* Task objective *
Scan the entries below for "results" and copy each line that holds it.

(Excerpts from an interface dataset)
BEGIN
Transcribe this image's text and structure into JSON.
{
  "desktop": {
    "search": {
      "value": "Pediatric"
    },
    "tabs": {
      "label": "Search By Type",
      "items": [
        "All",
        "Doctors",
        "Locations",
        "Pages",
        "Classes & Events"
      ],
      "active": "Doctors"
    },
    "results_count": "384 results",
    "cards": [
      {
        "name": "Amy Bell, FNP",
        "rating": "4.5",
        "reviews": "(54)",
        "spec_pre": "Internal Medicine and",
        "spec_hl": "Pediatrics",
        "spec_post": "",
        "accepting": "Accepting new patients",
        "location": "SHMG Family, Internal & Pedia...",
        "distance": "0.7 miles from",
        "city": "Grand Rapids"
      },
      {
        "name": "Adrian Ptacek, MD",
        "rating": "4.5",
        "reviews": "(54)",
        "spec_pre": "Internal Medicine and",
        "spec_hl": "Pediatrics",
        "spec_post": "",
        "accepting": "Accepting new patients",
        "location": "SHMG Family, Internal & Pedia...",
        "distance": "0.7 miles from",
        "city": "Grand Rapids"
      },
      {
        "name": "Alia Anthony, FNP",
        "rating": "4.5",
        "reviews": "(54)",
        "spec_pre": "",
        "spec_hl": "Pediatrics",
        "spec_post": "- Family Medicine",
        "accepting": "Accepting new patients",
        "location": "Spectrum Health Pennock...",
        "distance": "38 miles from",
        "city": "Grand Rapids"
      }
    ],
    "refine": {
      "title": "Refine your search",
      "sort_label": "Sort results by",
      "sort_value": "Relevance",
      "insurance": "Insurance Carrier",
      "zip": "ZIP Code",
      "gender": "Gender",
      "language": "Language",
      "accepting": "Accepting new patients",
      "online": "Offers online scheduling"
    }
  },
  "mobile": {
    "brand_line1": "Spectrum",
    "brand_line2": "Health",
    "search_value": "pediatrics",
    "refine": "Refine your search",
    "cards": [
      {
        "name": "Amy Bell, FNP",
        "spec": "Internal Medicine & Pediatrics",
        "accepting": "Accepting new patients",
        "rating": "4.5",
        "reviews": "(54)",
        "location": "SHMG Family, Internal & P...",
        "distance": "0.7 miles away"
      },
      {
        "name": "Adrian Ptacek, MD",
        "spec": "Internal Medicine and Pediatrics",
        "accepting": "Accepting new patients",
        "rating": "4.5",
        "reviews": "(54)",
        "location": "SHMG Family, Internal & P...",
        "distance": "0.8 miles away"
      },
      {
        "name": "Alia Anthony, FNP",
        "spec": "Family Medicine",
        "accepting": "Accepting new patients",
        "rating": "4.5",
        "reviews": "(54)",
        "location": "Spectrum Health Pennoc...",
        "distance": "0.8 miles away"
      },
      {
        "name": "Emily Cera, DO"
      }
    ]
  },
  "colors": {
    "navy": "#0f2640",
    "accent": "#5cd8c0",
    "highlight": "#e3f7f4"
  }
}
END
* Answer to the exercise *
    "results_count": "384 results",
      "sort_label": "Sort results by",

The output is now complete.